In addition to prolific iconography from her own memories and dreams, Uman uses geometric forms, dots and abstract patterning that resembles mycelial networks. These collide with anthropomorphic elements to culminate in depictions that are at once botanical and intergalactic. The recent painting ‘BBC London In These Streets’ (2023) features a grid of intricately patterned abstractions interspersed with triangulations that are each embellished with dots resembling eyes or spirals. These exuberant, seemingly freestyle markings recall Arabic calligraphy, which Uman studied as a child; the resulting marks coalesce into Uman’s own highly distinctive language of symbols. Uman cites Louise Bourgeois as inspiration for the use of spirals in this selection of new paintings, such as ‘Untitled’ (2023) where floating circles in spiral formation contain smaller paintings within them, resulting in paintings that are bustling with miniature worlds.

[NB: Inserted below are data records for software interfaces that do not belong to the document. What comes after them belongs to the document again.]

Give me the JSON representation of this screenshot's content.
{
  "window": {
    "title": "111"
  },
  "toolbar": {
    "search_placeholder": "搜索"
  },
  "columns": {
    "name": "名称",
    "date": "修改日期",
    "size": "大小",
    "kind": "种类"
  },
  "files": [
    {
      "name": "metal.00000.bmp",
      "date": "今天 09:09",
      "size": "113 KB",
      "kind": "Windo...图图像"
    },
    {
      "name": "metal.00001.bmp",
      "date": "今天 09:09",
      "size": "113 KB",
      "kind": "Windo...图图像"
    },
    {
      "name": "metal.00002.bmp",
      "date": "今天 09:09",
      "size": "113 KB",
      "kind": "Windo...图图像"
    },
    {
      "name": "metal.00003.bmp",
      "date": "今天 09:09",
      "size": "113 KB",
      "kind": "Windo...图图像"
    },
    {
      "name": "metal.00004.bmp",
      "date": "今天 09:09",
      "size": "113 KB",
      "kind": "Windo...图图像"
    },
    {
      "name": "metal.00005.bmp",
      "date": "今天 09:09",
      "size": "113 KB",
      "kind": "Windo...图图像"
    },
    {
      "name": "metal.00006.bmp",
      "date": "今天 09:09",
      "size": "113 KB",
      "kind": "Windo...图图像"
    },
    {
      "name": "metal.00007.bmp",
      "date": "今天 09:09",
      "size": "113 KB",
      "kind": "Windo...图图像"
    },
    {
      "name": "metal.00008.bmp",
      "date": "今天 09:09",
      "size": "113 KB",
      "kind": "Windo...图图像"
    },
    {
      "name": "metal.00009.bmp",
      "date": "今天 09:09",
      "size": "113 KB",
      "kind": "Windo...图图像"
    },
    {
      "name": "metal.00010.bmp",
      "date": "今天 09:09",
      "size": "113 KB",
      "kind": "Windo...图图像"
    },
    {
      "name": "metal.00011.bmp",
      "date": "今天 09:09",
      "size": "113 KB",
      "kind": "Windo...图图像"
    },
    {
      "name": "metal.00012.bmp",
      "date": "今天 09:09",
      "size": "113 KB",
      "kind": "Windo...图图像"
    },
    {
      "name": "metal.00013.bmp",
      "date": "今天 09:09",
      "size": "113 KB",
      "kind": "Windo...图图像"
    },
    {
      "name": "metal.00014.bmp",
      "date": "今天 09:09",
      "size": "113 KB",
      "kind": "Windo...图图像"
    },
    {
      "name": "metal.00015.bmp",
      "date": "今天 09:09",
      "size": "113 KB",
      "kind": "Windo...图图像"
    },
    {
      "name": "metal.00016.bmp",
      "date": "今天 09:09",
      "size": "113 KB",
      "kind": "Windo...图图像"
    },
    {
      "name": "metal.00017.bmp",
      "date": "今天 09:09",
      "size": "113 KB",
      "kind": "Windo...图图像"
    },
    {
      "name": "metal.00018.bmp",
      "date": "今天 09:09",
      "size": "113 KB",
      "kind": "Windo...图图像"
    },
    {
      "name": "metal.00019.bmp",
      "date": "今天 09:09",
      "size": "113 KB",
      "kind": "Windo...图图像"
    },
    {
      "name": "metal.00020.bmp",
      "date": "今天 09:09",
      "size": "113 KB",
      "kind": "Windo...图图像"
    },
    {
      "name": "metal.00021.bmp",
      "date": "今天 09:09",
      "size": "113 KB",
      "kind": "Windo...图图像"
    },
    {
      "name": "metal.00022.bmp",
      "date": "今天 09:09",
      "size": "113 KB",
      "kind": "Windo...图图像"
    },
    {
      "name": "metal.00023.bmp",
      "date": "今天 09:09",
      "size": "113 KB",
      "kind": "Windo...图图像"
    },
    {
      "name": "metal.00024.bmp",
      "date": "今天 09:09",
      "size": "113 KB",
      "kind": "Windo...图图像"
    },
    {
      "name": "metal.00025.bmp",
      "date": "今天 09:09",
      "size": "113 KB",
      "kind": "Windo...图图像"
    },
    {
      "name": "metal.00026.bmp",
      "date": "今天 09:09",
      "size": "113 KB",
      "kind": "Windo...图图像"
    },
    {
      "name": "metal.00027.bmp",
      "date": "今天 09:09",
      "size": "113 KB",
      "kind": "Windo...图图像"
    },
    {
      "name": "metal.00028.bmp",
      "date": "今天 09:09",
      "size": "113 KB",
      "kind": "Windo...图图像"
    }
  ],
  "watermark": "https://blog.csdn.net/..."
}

In this exhibition, Uman privileges saturated colors, combining bright jewel tones alongside darker hues in surprising ways. The artist’s process begins with the repeated layering of colors using acrylic paint, followed by an application of oil stick or oil paint via minimal but resolute gestures using a brush or her own hands. Applying thin, decisive layers of color with purpose, this approach heightens the materiality of Uman’s works and reinforces her minimalist approach. ‘I find beauty in the canvas itself,’ she has said about the practice of leaving some of her canvases unprimed. ‘It’s a beautiful strong material that sometimes needs to participate in the painting.’
Other works, such as ‘Samaki in the ocean’ (2023), are primed with blue or black pigment, creating a powerful contrast between the dark background and bold effulgent tones that make up Uman’s textural markings. Her mastery of pigments makes possible a trajectory between past and present. ‘They come from my past,’ she explains, ‘I grew up with colorful women, a colorful culture. East African and Somali people love color more than anything. I’ve kept that in me, living here in the West, and I’m using that in my work to tell a story.’
From her studio in Upstate New York, Uman has been working on her latest body of work.
Uman’s dazzling visual vocabulary reflects her life and expansive cross-cultural experiences. Born in Somalia and raised in Kenya, she migrated to Denmark as a teenager and later to New York NY as a young adult. Now, with a home and studio in Upstate New York, Uman paints richly-hued worlds replete with gesture, geometry and the sublime. An intuitive artist, her influences abound from memories of East African childhood, a rigorous education in traditional calligraphy and a fascination with kaleidoscopic color and design. With nods to self-portraiture and fictional topographies, Uman’s paintings speak fluently of liminal navigation. Her work contemplates both the physical and spiritual, intertwining abstraction, figuration, meditative patterning and a reverence for the natural world.
1 / 10